I was on a brief trip to London yesterday, trying to get away from the stifling heat of the countryside, when who should I bump into but my old friend, Adrian Wardour-Street, the uncrowned king of PR. He steered me into a cool all-day bar called something like Mezzogiorno and ordered something called a schlitzer.
"Schlitzer?" I said. "Don't you mean a spritzer?"
"Nah," he said. "That's old hat. Schlitzer is this month's drink. Half American beer, half mineral water."
"Sounds horrible," I said.
"It is horrible," he said. "That's the price you pay for fashion. Almost every trendy drink that I can think of is horrible. Lager and lime was horrible, especially when it was a bottle of Mexican lager with a lime stuck in the neck. Thank God that went out of fashion. Ever tried black velvet? Half Guinness, half champagne? Once ultra-fashionable? It's revolting. Mark you, I've never liked buck's fizz much. Ruin of good bubbly, ruin of nice orange juice."
I'd never known Adrian to be so honest about anything. I ordered myself an apple juice before anything worse could happen.
"So, Adrian, what's on your mind?"
"On my mind? Well, George Orwell, mostly, actually."
I'd never know the uncrowned king of PR mention a dead author before. I was shaken.
"Why George Orwell?"
"Because he was so incredibly trendy. He changed his name from Blair, as if prescient of the fact that one day it would be a dreadful name to have. He wrote a book from which two of the biggest TV programmes today take their name..."
"Big Brother...?" I said
"...and Room 101. And he also did some pioneer work on rumours."
"Yes. During the war he became fascinated by the way rumours sprang from nowhere, with no traceable source, so as a sort of experiment he tried to start his own rumour, to see how long it would take to come back to him. He started spreading the rumour that beer was about to be rationed."
"And did it get back to him?"
"Nope," said Adrian.
"And what does that prove?"
"That amateurs shouldn't get mixed up in the business," said Adrian, with some satisfaction.
"Amateurs?" I said. "You mean there are professional rumour-mongers?"
"You are looking at one," said Adrian. "As of last month I have a government brief to spread the right rumours."
"What kind of rumour would a government want to spread?" I said.
"Well, for instance, that farmers are deliberately infecting their own herds or flocks with foot-and-mouth disease to get compensation."
"You mean, you..?"
"One of mine," said Adrian. "We're trying to get the farmers unpopular again. Then there's all the Brass Eye stuff, and paedophilia. Remember the angry mob that attacked the paediatrician and burnt her house to the ground or something?"
"Another rumour," said Adrian. "Never actually happened, so far as I know. But now we're spreading a rumour that Chris Morris, who did the Brass Eye programme, is a satyr."
"I thought he was a satirist."
"Yes, but the public may not know the difference.
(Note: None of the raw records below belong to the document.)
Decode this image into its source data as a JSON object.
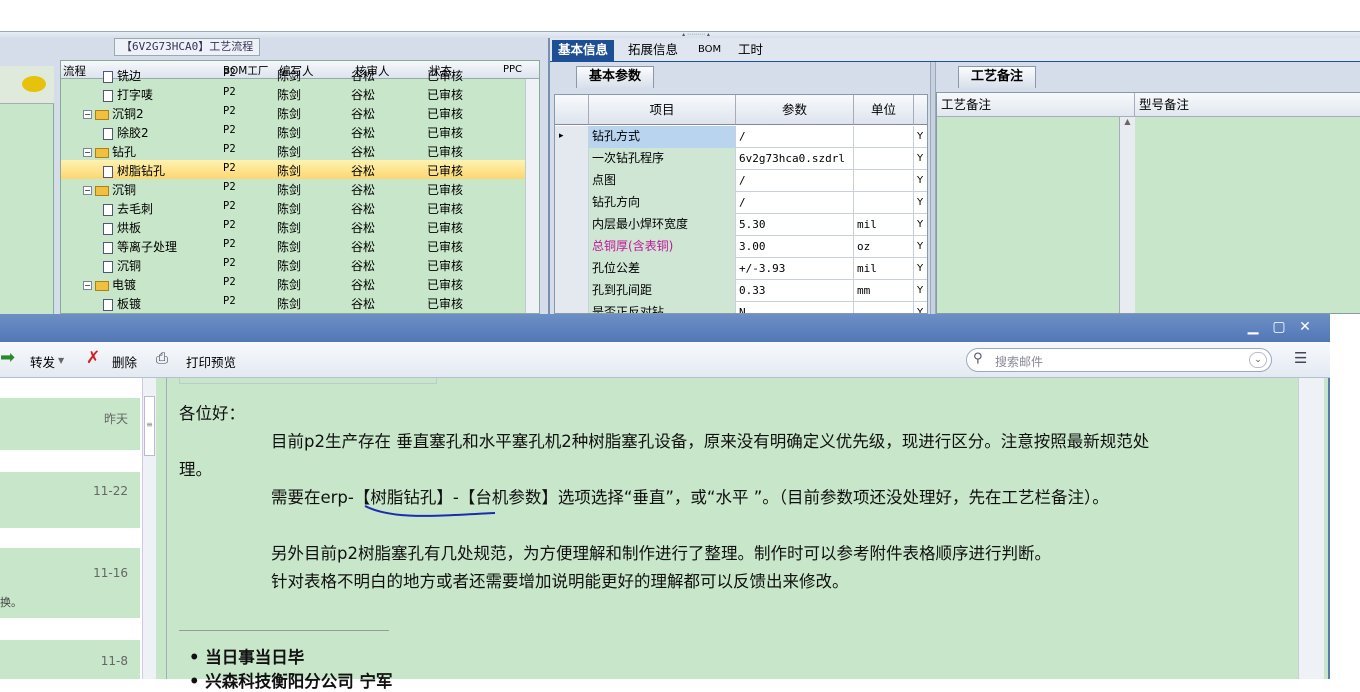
{
  "left_panel": {
    "title": "【6V2G73HCA0】工艺流程",
    "headers": [
      "流程",
      "BOM工厂",
      "编写人",
      "核审人",
      "状态",
      "PPC"
    ],
    "rows": [
      {
        "name": "铣边",
        "level": 2,
        "factory": "P2",
        "writer": "陈剑",
        "reviewer": "谷松",
        "status": "已审核"
      },
      {
        "name": "打字唛",
        "level": 2,
        "factory": "P2",
        "writer": "陈剑",
        "reviewer": "谷松",
        "status": "已审核"
      },
      {
        "name": "沉铜2",
        "level": 1,
        "factory": "P2",
        "writer": "陈剑",
        "reviewer": "谷松",
        "status": "已审核"
      },
      {
        "name": "除胶2",
        "level": 2,
        "factory": "P2",
        "writer": "陈剑",
        "reviewer": "谷松",
        "status": "已审核"
      },
      {
        "name": "钻孔",
        "level": 1,
        "factory": "P2",
        "writer": "陈剑",
        "reviewer": "谷松",
        "status": "已审核"
      },
      {
        "name": "树脂钻孔",
        "level": 2,
        "factory": "P2",
        "writer": "陈剑",
        "reviewer": "谷松",
        "status": "已审核",
        "selected": true
      },
      {
        "name": "沉铜",
        "level": 1,
        "factory": "P2",
        "writer": "陈剑",
        "reviewer": "谷松",
        "status": "已审核"
      },
      {
        "name": "去毛刺",
        "level": 2,
        "factory": "P2",
        "writer": "陈剑",
        "reviewer": "谷松",
        "status": "已审核"
      },
      {
        "name": "烘板",
        "level": 2,
        "factory": "P2",
        "writer": "陈剑",
        "reviewer": "谷松",
        "status": "已审核"
      },
      {
        "name": "等离子处理",
        "level": 2,
        "factory": "P2",
        "writer": "陈剑",
        "reviewer": "谷松",
        "status": "已审核"
      },
      {
        "name": "沉铜",
        "level": 2,
        "factory": "P2",
        "writer": "陈剑",
        "reviewer": "谷松",
        "status": "已审核"
      },
      {
        "name": "电镀",
        "level": 1,
        "factory": "P2",
        "writer": "陈剑",
        "reviewer": "谷松",
        "status": "已审核"
      },
      {
        "name": "板镀",
        "level": 2,
        "factory": "P2",
        "writer": "陈剑",
        "reviewer": "谷松",
        "status": "已审核"
      }
    ]
  },
  "right_panel": {
    "tabs": [
      "基本信息",
      "拓展信息",
      "BOM",
      "工时"
    ],
    "subtab": "基本参数",
    "headers": [
      "项目",
      "参数",
      "单位"
    ],
    "rows": [
      {
        "item": "钻孔方式",
        "value": "/",
        "unit": "",
        "flag": "Y"
      },
      {
        "item": "一次钻孔程序",
        "value": "6v2g73hca0.szdrl",
        "unit": "",
        "flag": "Y"
      },
      {
        "item": "点图",
        "value": "/",
        "unit": "",
        "flag": "Y"
      },
      {
        "item": "钻孔方向",
        "value": "/",
        "unit": "",
        "flag": "Y"
      },
      {
        "item": "内层最小焊环宽度",
        "value": "5.30",
        "unit": "mil",
        "flag": "Y"
      },
      {
        "item": "总铜厚(含表铜)",
        "value": "3.00",
        "unit": "oz",
        "flag": "Y"
      },
      {
        "item": "孔位公差",
        "value": "+/-3.93",
        "unit": "mil",
        "flag": "Y"
      },
      {
        "item": "孔到孔间距",
        "value": "0.33",
        "unit": "mm",
        "flag": "Y"
      },
      {
        "item": "是否正反对钻",
        "value": "N",
        "unit": "",
        "flag": "Y"
      }
    ],
    "notes_tab": "工艺备注",
    "notes_headers": [
      "工艺备注",
      "型号备注"
    ]
  },
  "mail": {
    "toolbar": {
      "forward": "转发",
      "delete": "删除",
      "print": "打印预览"
    },
    "search_placeholder": "搜索邮件",
    "list_dates": [
      "昨天",
      "11-22",
      "11-16",
      "11-8"
    ],
    "list_snippet": "换。",
    "greeting": "各位好：",
    "para1a": "目前p2生产存在 垂直塞孔和水平塞孔机2种树脂塞孔设备，原来没有明确定义优先级，现进行区分。注意按照最新规范处",
    "para1b": "理。",
    "para2": "需要在erp-【树脂钻孔】-【台机参数】选项选择“垂直”，或“水平 ”。（目前参数项还没处理好，先在工艺栏备注）。",
    "para3": "另外目前p2树脂塞孔有几处规范，为方便理解和制作进行了整理。制作时可以参考附件表格顺序进行判断。",
    "para4": "针对表格不明白的地方或者还需要增加说明能更好的理解都可以反馈出来修改。",
    "bullet1": "当日事当日毕",
    "bullet2": "兴森科技衡阳分公司  宁军"
  }
}
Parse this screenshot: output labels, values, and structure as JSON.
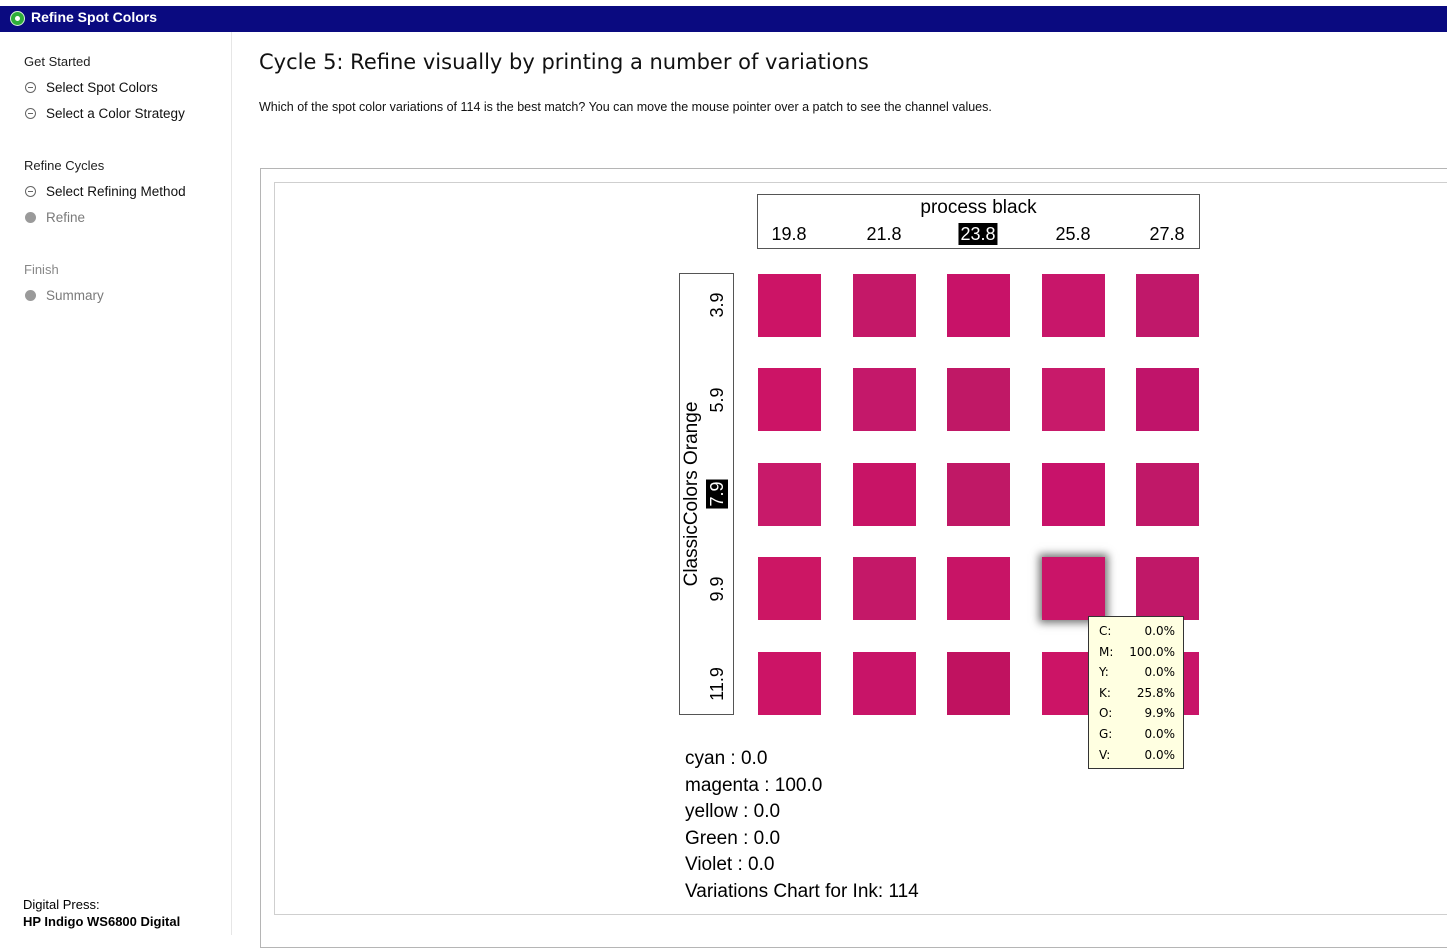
{
  "window": {
    "title": "Refine Spot Colors"
  },
  "sidebar": {
    "sections": [
      {
        "label": "Get Started",
        "state": "active"
      },
      {
        "label": "Refine Cycles",
        "state": "active"
      },
      {
        "label": "Finish",
        "state": "inactive"
      }
    ],
    "items": [
      {
        "label": "Select Spot Colors",
        "state": "done"
      },
      {
        "label": "Select a Color Strategy",
        "state": "done"
      },
      {
        "label": "Select Refining Method",
        "state": "done"
      },
      {
        "label": "Refine",
        "state": "current"
      },
      {
        "label": "Summary",
        "state": "pending"
      }
    ],
    "footer": {
      "label": "Digital Press:",
      "value": "HP Indigo WS6800 Digital"
    }
  },
  "main": {
    "heading": "Cycle 5: Refine visually by printing a number of variations",
    "instruction": "Which of the spot color variations of 114 is the best match? You can move the mouse pointer over a patch to see the channel values."
  },
  "grid": {
    "column_axis": {
      "name": "process black",
      "ticks": [
        "19.8",
        "21.8",
        "23.8",
        "25.8",
        "27.8"
      ],
      "selected_index": 2
    },
    "row_axis": {
      "name": "ClassicColors Orange",
      "ticks": [
        "3.9",
        "5.9",
        "7.9",
        "9.9",
        "11.9"
      ],
      "selected_index": 2
    },
    "hovered_patch": {
      "row": 3,
      "col": 3
    },
    "patch_colors": [
      [
        "#cc1466",
        "#c41868",
        "#c81268",
        "#c8166a",
        "#c0186a"
      ],
      [
        "#cc1466",
        "#c4186a",
        "#c01866",
        "#c81a6a",
        "#c0146a"
      ],
      [
        "#c81a6a",
        "#c81466",
        "#c01866",
        "#c8126a",
        "#c01868"
      ],
      [
        "#cc1664",
        "#c41868",
        "#c81466",
        "#ca1468",
        "#c01868"
      ],
      [
        "#cc1466",
        "#c81468",
        "#c01260",
        "#cc1466",
        "#c81468"
      ]
    ]
  },
  "tooltip": {
    "rows": [
      {
        "channel": "C:",
        "value": "0.0%"
      },
      {
        "channel": "M:",
        "value": "100.0%"
      },
      {
        "channel": "Y:",
        "value": "0.0%"
      },
      {
        "channel": "K:",
        "value": "25.8%"
      },
      {
        "channel": "O:",
        "value": "9.9%"
      },
      {
        "channel": "G:",
        "value": "0.0%"
      },
      {
        "channel": "V:",
        "value": "0.0%"
      }
    ]
  },
  "summary": {
    "lines": [
      "cyan : 0.0",
      "magenta : 100.0",
      "yellow : 0.0",
      "Green : 0.0",
      "Violet : 0.0",
      "Variations Chart for Ink: 114"
    ]
  }
}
You may have noticed that all sorts of ministers such as Tessa Jowell and Beverley Hughes have been wheeled on to the media to blacken Chris Morris's name? That's to make it look as if the government is actually doing something about paedophilia."
"But they're not?"
"Of course they are. They're blackening Chris Morris's name."
"Though not actually bothering to watch the programme?"
"They have had the programme described to them. That's all they need to do to feel sickened. With practice, they won't even need to have it described to them before they feel sickened, but they're inexperienced at the moment. Anyway it's all working terribly well."
"How do you know?"
"Because the Daily Mail is right behind us. Haven't you seen the Daily Mail recently?"
"No," I said, "but I've had it described to me, and honestly I felt quite sick."
Adrian didn't laugh but he said "That's nice – I might need that when the Mail turns against us again" and proceeded to write it down.Reuse content